◆ Activity ◆
Go through the listing and state how many lines hold the string "screenshot". Nothing else is needed.

◆ Extracted entries ◆
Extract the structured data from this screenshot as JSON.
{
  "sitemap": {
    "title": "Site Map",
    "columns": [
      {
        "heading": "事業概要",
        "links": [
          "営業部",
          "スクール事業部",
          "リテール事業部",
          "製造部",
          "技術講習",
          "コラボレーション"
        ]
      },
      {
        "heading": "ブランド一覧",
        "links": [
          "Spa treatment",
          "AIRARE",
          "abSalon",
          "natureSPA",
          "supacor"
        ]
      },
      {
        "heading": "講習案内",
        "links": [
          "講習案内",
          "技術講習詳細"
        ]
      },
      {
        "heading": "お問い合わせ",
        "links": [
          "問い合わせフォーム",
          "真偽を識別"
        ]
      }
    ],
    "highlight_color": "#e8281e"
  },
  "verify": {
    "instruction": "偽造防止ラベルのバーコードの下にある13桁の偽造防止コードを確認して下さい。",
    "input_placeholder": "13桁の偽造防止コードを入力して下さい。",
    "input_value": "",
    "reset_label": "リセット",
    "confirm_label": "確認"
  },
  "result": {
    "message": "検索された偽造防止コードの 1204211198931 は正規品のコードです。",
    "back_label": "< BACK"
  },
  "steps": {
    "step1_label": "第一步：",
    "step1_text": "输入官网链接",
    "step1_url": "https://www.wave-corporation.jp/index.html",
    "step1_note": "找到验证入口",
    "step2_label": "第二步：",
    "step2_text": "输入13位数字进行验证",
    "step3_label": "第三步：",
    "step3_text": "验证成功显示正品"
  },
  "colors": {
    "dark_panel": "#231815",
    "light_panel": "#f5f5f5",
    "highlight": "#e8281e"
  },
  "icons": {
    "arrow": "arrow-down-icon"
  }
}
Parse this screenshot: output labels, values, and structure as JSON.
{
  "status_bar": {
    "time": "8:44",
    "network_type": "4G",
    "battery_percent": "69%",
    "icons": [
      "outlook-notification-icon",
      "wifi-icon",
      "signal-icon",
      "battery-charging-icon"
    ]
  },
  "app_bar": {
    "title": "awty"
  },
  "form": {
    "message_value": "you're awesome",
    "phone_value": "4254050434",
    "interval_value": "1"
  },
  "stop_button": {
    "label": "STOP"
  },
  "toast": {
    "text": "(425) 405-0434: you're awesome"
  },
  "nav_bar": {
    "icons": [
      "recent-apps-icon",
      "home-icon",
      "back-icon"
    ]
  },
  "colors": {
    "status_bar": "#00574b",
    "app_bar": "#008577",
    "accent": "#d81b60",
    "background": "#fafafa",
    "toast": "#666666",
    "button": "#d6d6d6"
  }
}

◆ Solution for this problem ◆
2